Just imagine, for argument’s sake, what would have happened had Israel, rather than Switzerland, decided to ban minarets on mosques last year.
Although I suppose we have our own way of protecting our cultural identity.
The cabinet last week revealed its plan to renovate and protect more than 150 historic sites. The decision to include the Cave of the Patriarchs in Hebron and Rachel’s Tomb on the road to Bethlehem – or “the way to Efrat,” as the Bible puts it – was quickly questioned by the Israeli Left and blasted (only verbally, so far) by Palestinian Authority head Mahmoud Abbas.
Abbas warned it could trigger a third intifada (which raises the question: who’s counting?) and hinders the move to get back to the negotiating table.
This begs the question: If the Palestinians aren’t willing to recognize the Jewish connection to these two ancient sites, what is there to talk about?
Similarly, Jordan last month petitioned UNESCO, the United Nations Educational, Scientific and Cultural Organization, claiming ownership of the Dead Sea Scrolls. I ask myself: How many Jordanians can decipher the Hebrew script on the parchments they suddenly feel so passionately about? And how do you translate “hutzpa” into Arabic?
With friends (or at least peace treaty partners) like this, who needs enemies?
Perhaps it would be best to ask the university staff and students around the world who – with no visible sense of either irony or humor – advocate boycotting Israel in the name of academic freedom.
No wonder Minister for Public Diplomacy and the Diaspora Yuli Edelstein discerned a need to improve Israel’s image abroad and grant the general public the means of answering Palestinian propaganda with his “Masbirim” campaign.
But why did he abandon his position as minister responsible for public broadcasting in its time of need? The broadcasts of Israel Television and the Voice of Israel in Hebrew, Arabic, English and other languages might not go as far as the intrepid Israeli backpacker but they can reach a far larger number of people around the global village.
One place the media can reach – unlike the average Israeli – is Iran, where we definitely have an image problem. Lots of questions about Persia’s current rulers pop up around Purim.
For example: In the post-Mabhouh world – a better place – one wonders what would happen were the Purim story to unfold today. Just who would be considered the victim: the Jewish community which managed at the last moment to avert Persian plans to annihilate it or Haman and sons who were strung up on their own gallows when their dastardly scheme was discovered?

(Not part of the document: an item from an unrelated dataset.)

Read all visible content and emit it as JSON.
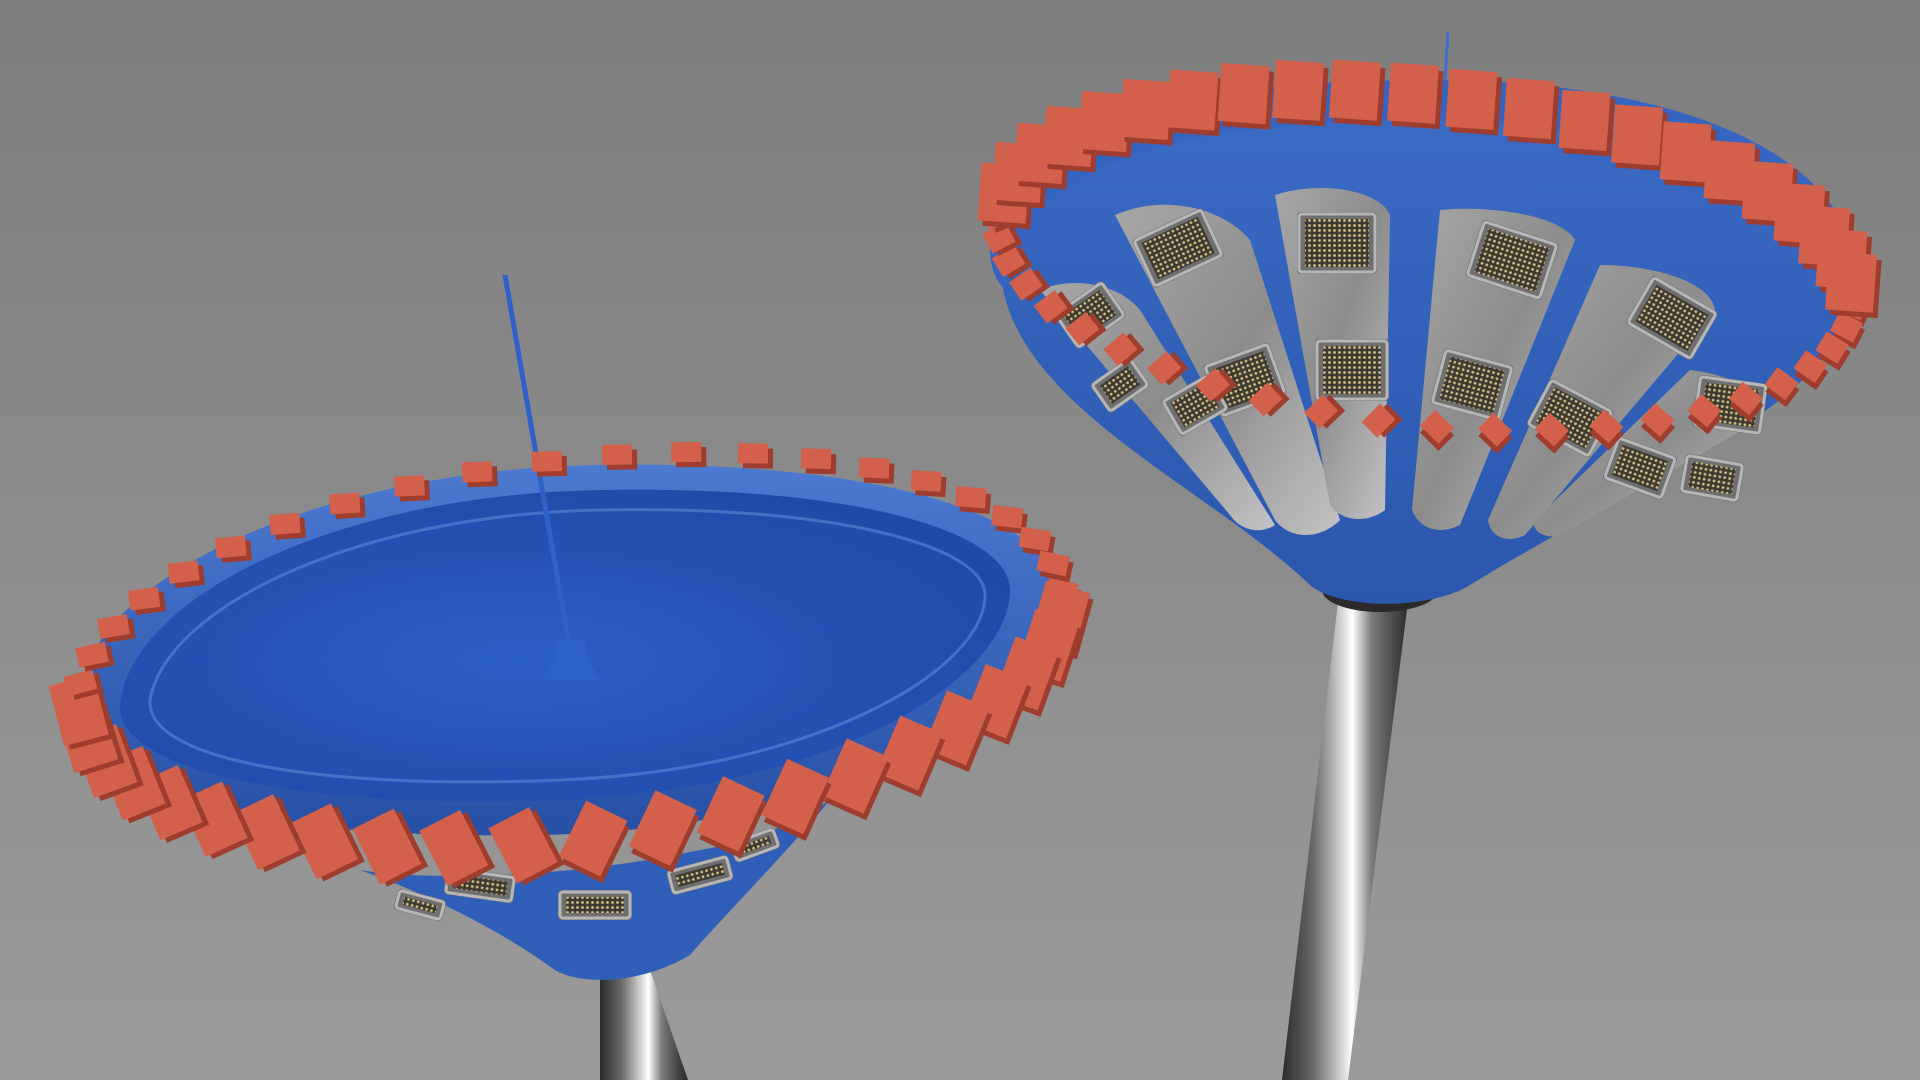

One of the most disturbing questions is: When President Mahmoud Ahmadinejad claims Iran is developing nuclear facilities to treat “cancer” what – or should that be whom – does he consider a malignant growth?
IT MIGHT be noted, though, that there has been some progress in this area. Several countries are finally realizing that the fallout – literal and figurative – of Iranian nuclear weapons would affect them. And although Ahmadinejad continues his demands to “wipe the Zionist entity off the map” at least it means he has put us there in the first place.

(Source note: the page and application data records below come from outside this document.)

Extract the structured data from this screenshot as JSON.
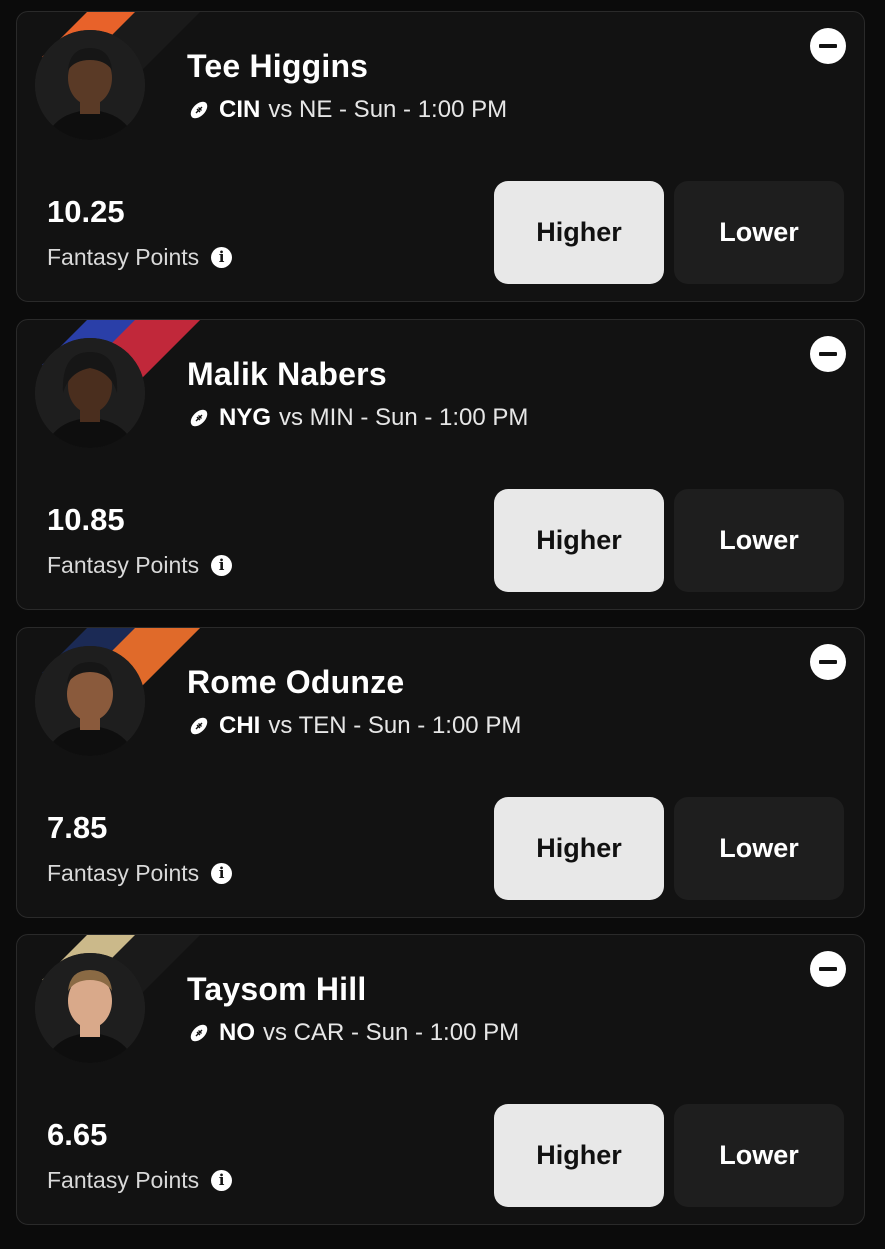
{
  "cards": [
    {
      "name": "Tee Higgins",
      "team": "CIN",
      "matchup_rest": "vs NE - Sun - 1:00 PM",
      "points": "10.25",
      "points_label": "Fantasy Points",
      "higher_label": "Higher",
      "lower_label": "Lower",
      "colors": {
        "primary": "#e8622a",
        "secondary": "#1a1a1a",
        "skin": "#5a3a26"
      }
    },
    {
      "name": "Malik Nabers",
      "team": "NYG",
      "matchup_rest": "vs MIN - Sun - 1:00 PM",
      "points": "10.85",
      "points_label": "Fantasy Points",
      "higher_label": "Higher",
      "lower_label": "Lower",
      "colors": {
        "primary": "#2a3fa8",
        "secondary": "#c1283a",
        "skin": "#4a2e1e"
      }
    },
    {
      "name": "Rome Odunze",
      "team": "CHI",
      "matchup_rest": "vs TEN - Sun - 1:00 PM",
      "points": "7.85",
      "points_label": "Fantasy Points",
      "higher_label": "Higher",
      "lower_label": "Lower",
      "colors": {
        "primary": "#1b2a55",
        "secondary": "#e06a2a",
        "skin": "#8a5a3c"
      }
    },
    {
      "name": "Taysom Hill",
      "team": "NO",
      "matchup_rest": "vs CAR - Sun - 1:00 PM",
      "points": "6.65",
      "points_label": "Fantasy Points",
      "higher_label": "Higher",
      "lower_label": "Lower",
      "colors": {
        "primary": "#cbb98a",
        "secondary": "#1a1a1a",
        "skin": "#d9a98a"
      }
    }
  ],
  "icons": {
    "sport": "football-icon",
    "remove": "minus-circle-icon",
    "info": "info-icon"
  }
}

Israel does exist, albeit stuck uncomfortably between the devil and the deep blue Mediterranean Sea. It even manages to find reasons to celebrate (other than simply its survival, no mean achievement in itself).

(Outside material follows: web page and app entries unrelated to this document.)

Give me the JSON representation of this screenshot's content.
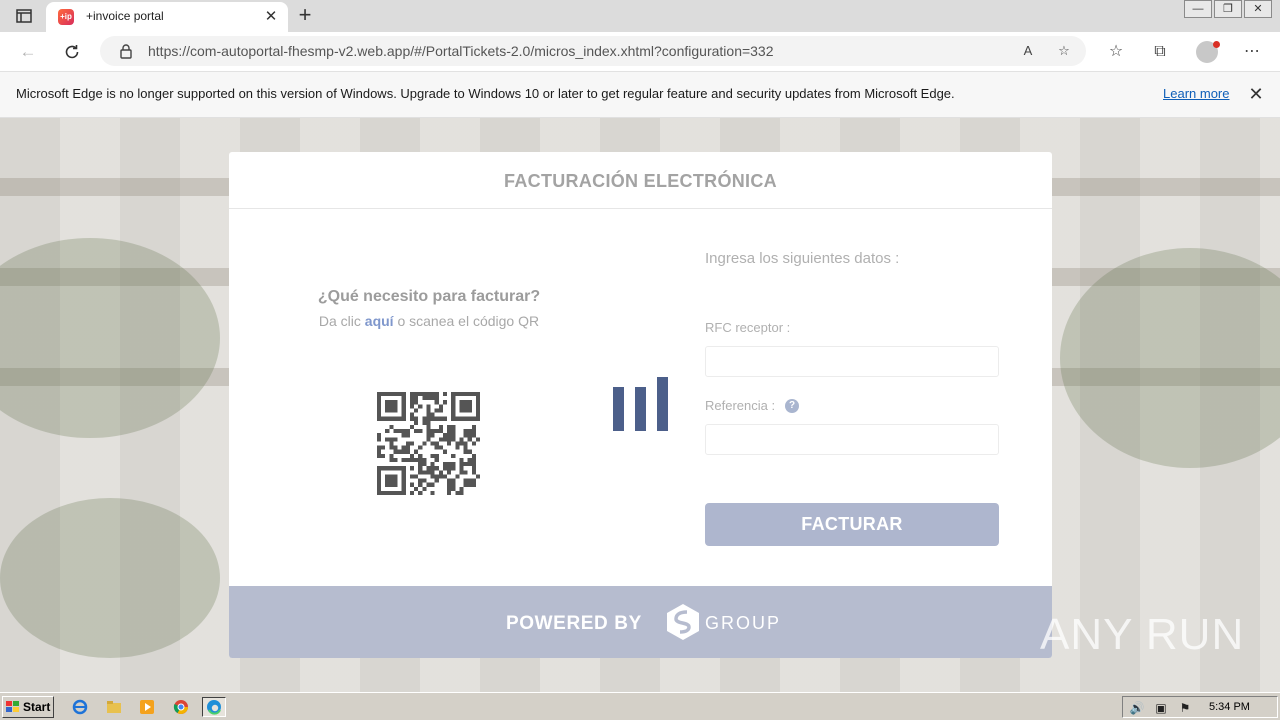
{
  "browser": {
    "tab_title": "+invoice portal",
    "tab_favicon_text": "+ip",
    "new_tab_label": "+",
    "close_tab_label": "✕",
    "url": "https://com-autoportal-fhesmp-v2.web.app/#/PortalTickets-2.0/micros_index.xhtml?configuration=332",
    "read_aloud_label": "A",
    "window_minimize": "—",
    "window_restore": "❐",
    "window_close": "✕"
  },
  "infobar": {
    "message": "Microsoft Edge is no longer supported on this version of Windows. Upgrade to Windows 10 or later to get regular feature and security updates from Microsoft Edge.",
    "learn_more": "Learn more",
    "close_label": "✕"
  },
  "card": {
    "title": "FACTURACIÓN ELECTRÓNICA",
    "help_title": "¿Qué necesito para facturar?",
    "help_prefix": "Da clic ",
    "help_link": "aquí",
    "help_suffix": " o scanea el código QR",
    "form_heading": "Ingresa los siguientes datos :",
    "rfc_label": "RFC receptor :",
    "rfc_value": "",
    "referencia_label": "Referencia :",
    "referencia_value": "",
    "help_icon_label": "?",
    "submit_label": "FACTURAR",
    "footer_powered": "POWERED BY",
    "footer_brand": "GROUP"
  },
  "watermark": "ANY RUN",
  "taskbar": {
    "start_label": "Start",
    "clock": "5:34 PM"
  },
  "colors": {
    "accent_blue": "#4c5f8a",
    "button_bg": "#aeb6ce",
    "footer_bg": "#b6bccf",
    "link": "#0f5fb8"
  }
}
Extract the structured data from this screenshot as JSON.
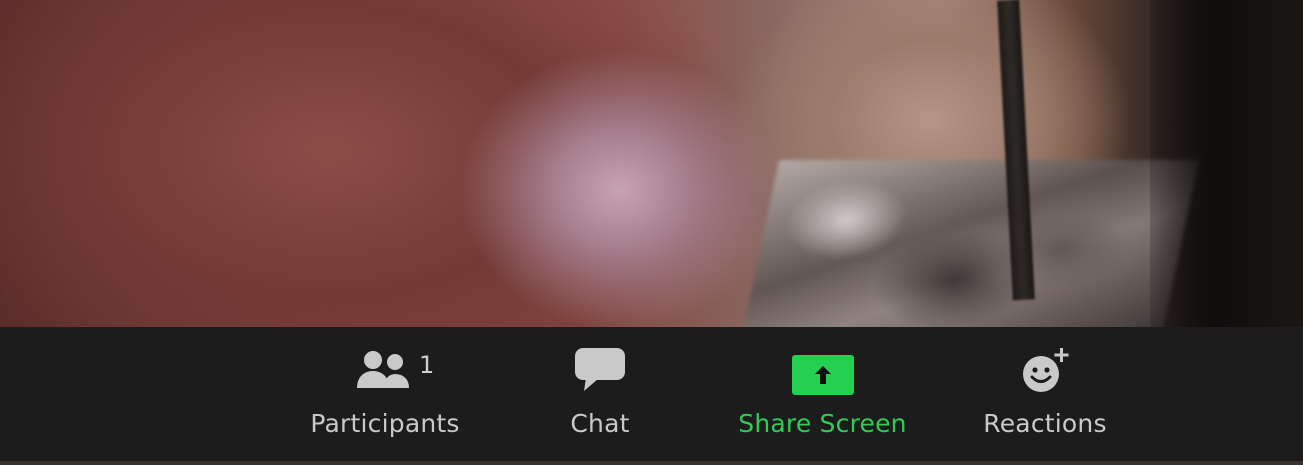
{
  "video": {
    "description_icon": "camera-feed"
  },
  "toolbar": {
    "participants": {
      "label": "Participants",
      "count": "1",
      "icon": "participants-icon"
    },
    "chat": {
      "label": "Chat",
      "icon": "chat-bubble-icon"
    },
    "share_screen": {
      "label": "Share Screen",
      "icon": "share-screen-arrow-icon",
      "color": "#23d04f"
    },
    "reactions": {
      "label": "Reactions",
      "icon": "smiley-plus-icon"
    }
  },
  "colors": {
    "toolbar_bg": "#1c1c1c",
    "label_text": "#c9c9c9",
    "accent_green": "#23d04f"
  }
}
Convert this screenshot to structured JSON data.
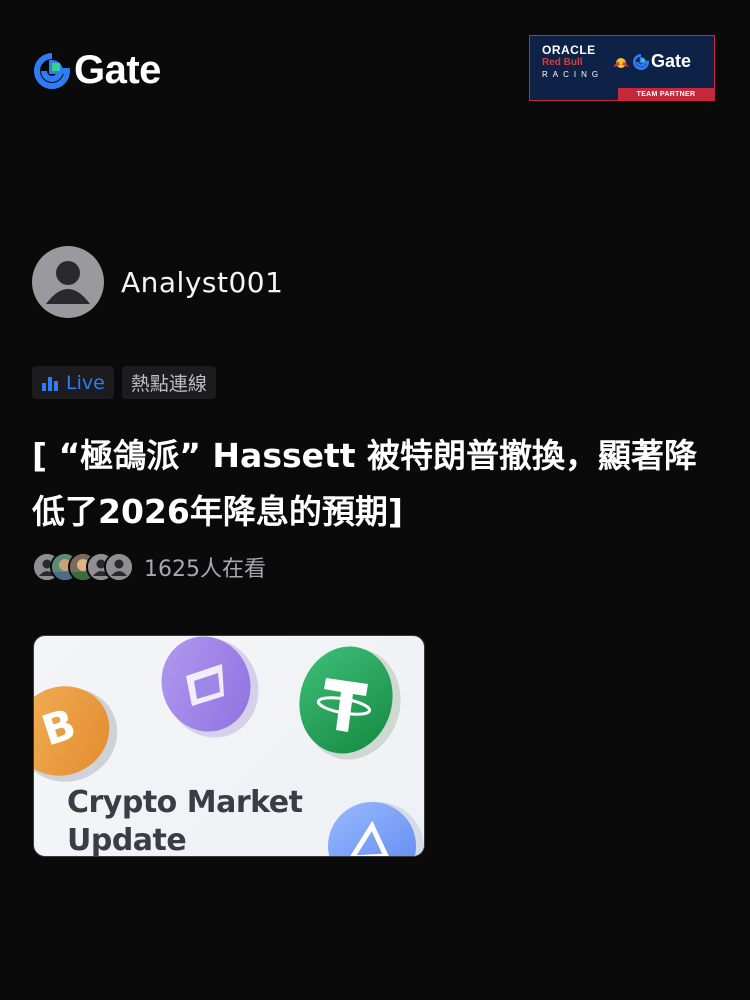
{
  "brand": {
    "name": "Gate",
    "logo_color": "#2f7df6"
  },
  "partner_badge": {
    "oracle": "ORACLE",
    "red_bull": "Red Bull",
    "racing": "RACING",
    "gate": "Gate",
    "caption": "TEAM PARTNER"
  },
  "author": {
    "name": "Analyst001",
    "avatar_icon": "user-avatar-icon"
  },
  "tags": {
    "live_label": "Live",
    "live_icon": "bar-chart-icon",
    "topic": "熱點連線"
  },
  "post": {
    "headline": "[ “極鴿派” Hassett 被特朗普撤換，顯著降低了2026年降息的預期]"
  },
  "viewers": {
    "count_text": "1625人在看"
  },
  "card": {
    "title_line1": "Crypto Market",
    "title_line2": "Update"
  }
}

One thing’s for sure: Israelis don’t die of boredom.
If you follow local politics, why bother thinking of a Purimspiel? The satire is built in.
Ditto the world of the ever-more-extreme ultra-Orthodox zealots: How is it, for example, in the week in which the Rabbinical Council for Public Transportation reportedly advised ultra-Orthodox airline passengers to hang a “mehitza” around the top of their airplane seats to shield them from immodesty, a colleague sent me a picture of a haredi family in Jerusalem celebrating Purim with all the numerous children sporting Father Christmas costumes? Perhaps this is what happens when you are so cut off from the outside world. Or maybe in the age of Photoshop, when revolutions are carried out via Twitter, you don’t know what to believe any more.
Purim, after all, is a reminder that nothing is quite as it seems. It’s also a time to eat, drink and have fun. May we always have the last laugh.